Most of the wood species that a woodshop in the U.S. might need to inquire about are imported, rather than domestic species. That means their origins are usually beyond the reach of the Fish and Wildlife Service. The largest international regulation covering endangered or threatened species is the Convention on International Trade in Endangered Species of Wild Fauna and Flora (CITES). This is an international treaty with 150 member nations and it has been around since 1973. The way it works is that each country sends delegates to regular meetings of various committees (in the case of wood species, it's the plants committee). The convention is administered by the United Nations through its environment program.
CITES (www.cites.org) rates plants according to how endangered they are by listing them in a three-tier table called the CITES Appendices. At this time, there are about 300 plant species in the top bracket, 28,600 in the middle and eight in the lowest. These include all plant species, not just hardwood trees.
A shop owner doesn't have to scroll through 29,000 entries in a database to find a species. In fact, there are relatively few commercial species that are listed (about 50 at this time) and they can be found at www.unep- wcmc.org/species/dbases/CITES-listedtrees.html.
If you're not near a computer, their common names are African cherry, African teak, agarwood, almendro, American mahogany, ayugue, bigleaf mahogany, brasileto (Portuguese), Brazilian rosewood, butterfly palm, Chinese yew, ciprès (French), cocobolo (Spanish), costus, cristóbal (Spanish), feather palm, gavilán (Spanish), gora palm, Himalayan yew, Himilayan may-apple, holywood (aka Palo santo or Lignum vitae), Honduras rosewood, Japanese yew, Lakamarefo palm, magnolia, manarano palm, Mexican mahogany, monkey puzzle, Parlatore's podocarp, Patagonian cypress, pinabete (Spanish), ramin, Ravimbe palm, red sandalwood, red-lemur palm, Satranabe palm, Spanish cedar, cyathea (aka tree ferns) and Voanioala palm.
Buyers who wish to do more research in this area can visit the following resources online. The general-threat status of species can be assessed on the IUCN Red List Web site (www.iucnredlist.org) and information can be found at the International Tropical Timber Organization's site (www.itto.int). There is a list of threatened timber species that are important in trade at the Rain Forest Alliance site (www.ran.org) and Chatham House has good information on laws and regulations with an entire page dedicated to the U.S. at www.illegal-logging.info.

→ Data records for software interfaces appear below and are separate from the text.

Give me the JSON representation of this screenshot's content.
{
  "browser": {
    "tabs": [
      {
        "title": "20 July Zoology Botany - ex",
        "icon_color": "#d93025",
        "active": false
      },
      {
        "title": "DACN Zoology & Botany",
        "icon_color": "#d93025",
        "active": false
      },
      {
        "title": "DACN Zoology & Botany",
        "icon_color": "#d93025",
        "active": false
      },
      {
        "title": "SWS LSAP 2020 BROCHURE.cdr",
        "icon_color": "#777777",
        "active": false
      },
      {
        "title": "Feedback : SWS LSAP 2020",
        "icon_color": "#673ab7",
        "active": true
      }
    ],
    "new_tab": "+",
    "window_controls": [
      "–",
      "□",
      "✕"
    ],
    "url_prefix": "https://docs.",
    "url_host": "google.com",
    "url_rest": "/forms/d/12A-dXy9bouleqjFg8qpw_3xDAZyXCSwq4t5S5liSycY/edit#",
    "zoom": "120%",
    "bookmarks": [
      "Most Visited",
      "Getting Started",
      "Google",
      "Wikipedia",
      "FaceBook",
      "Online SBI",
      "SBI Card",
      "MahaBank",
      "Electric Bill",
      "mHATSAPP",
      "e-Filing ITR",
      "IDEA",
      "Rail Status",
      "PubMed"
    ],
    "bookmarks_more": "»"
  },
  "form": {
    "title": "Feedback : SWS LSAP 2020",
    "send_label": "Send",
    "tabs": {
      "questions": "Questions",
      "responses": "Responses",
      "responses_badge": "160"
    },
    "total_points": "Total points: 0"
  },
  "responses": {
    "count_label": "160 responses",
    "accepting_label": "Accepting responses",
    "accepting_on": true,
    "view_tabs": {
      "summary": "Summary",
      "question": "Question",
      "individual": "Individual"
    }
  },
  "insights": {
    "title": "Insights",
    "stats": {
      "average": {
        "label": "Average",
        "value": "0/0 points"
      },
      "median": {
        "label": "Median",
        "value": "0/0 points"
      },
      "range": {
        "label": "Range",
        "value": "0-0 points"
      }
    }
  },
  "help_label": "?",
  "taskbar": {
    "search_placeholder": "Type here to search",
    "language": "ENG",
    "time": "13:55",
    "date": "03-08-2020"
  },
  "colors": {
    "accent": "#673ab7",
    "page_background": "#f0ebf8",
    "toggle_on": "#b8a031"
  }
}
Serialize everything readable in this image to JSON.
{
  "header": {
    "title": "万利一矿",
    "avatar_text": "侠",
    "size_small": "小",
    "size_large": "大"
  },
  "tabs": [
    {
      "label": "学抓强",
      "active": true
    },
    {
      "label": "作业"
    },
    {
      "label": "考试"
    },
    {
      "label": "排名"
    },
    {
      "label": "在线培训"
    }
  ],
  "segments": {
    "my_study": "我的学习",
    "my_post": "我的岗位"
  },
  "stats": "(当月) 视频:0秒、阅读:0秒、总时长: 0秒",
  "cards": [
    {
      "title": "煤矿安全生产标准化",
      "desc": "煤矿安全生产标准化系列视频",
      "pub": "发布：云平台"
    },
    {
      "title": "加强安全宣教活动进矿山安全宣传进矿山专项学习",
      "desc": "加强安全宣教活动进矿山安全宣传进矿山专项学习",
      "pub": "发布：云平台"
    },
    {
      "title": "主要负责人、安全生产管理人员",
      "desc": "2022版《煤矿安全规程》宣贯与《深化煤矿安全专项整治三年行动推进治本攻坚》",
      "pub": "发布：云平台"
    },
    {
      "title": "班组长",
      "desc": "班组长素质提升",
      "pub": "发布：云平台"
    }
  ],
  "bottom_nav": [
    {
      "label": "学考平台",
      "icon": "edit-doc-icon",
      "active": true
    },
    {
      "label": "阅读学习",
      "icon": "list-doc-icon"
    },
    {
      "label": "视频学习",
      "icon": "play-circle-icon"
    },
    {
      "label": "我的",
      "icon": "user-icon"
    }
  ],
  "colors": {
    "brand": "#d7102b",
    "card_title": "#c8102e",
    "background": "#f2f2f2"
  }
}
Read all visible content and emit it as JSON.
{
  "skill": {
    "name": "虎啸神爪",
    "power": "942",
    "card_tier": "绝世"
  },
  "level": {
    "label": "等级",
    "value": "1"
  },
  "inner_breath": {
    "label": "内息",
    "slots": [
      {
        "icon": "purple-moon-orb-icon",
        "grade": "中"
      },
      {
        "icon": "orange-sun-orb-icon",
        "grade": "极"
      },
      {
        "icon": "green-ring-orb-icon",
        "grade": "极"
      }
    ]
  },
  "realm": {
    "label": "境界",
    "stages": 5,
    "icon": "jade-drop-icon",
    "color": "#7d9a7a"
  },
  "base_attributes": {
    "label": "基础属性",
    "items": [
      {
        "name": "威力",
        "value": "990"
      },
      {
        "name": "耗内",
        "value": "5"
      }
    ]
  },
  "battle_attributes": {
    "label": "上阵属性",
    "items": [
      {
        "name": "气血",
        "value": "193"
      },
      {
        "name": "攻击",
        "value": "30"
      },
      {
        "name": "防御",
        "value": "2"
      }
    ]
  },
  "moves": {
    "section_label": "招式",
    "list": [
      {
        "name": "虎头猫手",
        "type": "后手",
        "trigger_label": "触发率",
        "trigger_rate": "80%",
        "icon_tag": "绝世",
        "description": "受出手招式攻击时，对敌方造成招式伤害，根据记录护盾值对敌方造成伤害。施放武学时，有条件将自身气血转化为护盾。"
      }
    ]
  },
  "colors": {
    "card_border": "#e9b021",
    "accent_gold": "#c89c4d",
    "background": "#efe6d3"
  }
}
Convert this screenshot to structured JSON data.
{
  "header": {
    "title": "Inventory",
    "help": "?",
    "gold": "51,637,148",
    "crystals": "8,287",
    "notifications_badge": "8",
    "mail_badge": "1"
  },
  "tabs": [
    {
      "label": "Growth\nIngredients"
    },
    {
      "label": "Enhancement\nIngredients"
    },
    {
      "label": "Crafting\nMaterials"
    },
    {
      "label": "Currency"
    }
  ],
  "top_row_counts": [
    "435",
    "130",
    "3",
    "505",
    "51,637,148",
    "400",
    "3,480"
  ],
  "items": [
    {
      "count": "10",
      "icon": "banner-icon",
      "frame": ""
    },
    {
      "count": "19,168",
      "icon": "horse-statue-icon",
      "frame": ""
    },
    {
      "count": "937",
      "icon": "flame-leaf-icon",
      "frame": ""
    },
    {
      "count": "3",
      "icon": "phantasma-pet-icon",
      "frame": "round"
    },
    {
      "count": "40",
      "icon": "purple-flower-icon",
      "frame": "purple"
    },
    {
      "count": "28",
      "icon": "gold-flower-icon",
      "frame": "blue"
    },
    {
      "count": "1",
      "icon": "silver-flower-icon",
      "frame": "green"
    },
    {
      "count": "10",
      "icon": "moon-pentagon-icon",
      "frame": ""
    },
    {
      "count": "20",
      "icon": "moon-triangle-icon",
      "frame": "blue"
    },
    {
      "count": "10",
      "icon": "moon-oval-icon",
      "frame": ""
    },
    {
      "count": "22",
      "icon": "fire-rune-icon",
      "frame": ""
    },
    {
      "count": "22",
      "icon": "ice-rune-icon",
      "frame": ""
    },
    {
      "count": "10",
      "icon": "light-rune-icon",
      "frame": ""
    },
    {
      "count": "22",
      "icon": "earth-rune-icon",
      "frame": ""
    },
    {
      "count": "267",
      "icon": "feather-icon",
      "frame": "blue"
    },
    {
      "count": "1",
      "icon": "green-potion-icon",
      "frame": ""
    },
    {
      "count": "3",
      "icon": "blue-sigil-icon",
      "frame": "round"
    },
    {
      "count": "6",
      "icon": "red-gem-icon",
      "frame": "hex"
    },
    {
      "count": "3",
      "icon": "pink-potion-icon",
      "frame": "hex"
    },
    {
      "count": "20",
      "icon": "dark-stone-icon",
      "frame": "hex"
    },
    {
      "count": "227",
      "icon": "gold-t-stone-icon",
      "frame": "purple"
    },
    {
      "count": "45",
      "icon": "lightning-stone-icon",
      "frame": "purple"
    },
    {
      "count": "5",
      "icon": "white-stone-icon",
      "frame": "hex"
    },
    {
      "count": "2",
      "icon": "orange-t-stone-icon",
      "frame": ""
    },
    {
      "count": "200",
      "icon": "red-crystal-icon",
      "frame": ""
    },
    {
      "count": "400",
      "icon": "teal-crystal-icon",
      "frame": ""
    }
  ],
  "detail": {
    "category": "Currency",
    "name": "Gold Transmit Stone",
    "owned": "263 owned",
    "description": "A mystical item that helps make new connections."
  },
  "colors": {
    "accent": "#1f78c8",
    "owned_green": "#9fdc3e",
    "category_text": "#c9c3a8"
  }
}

Much of the legislation covering imports of lumber is to be found in the Lacey Act of 2008 and a shop owner can download an incredibly helpful PDF brochure on the law at www.illegal-logging.info.
Another great resource is Fauna & Flora International (www.fauna-flora.org). Unfortunately, there is no way to extract a subset of only lumber species from the Red List (www.iucnredlist.org), so each species of interest would have to be checked separately to see its current status.
Research for this article was provided by Mari Bieri of the United Nation's Environment Program, Dr. Vincent Fleming of the Joint Nature Conservation Committee in Peterborough, and the staff of the U.S. Fish and Wildlife Service.
This article originally appeared in the November 2010 issue.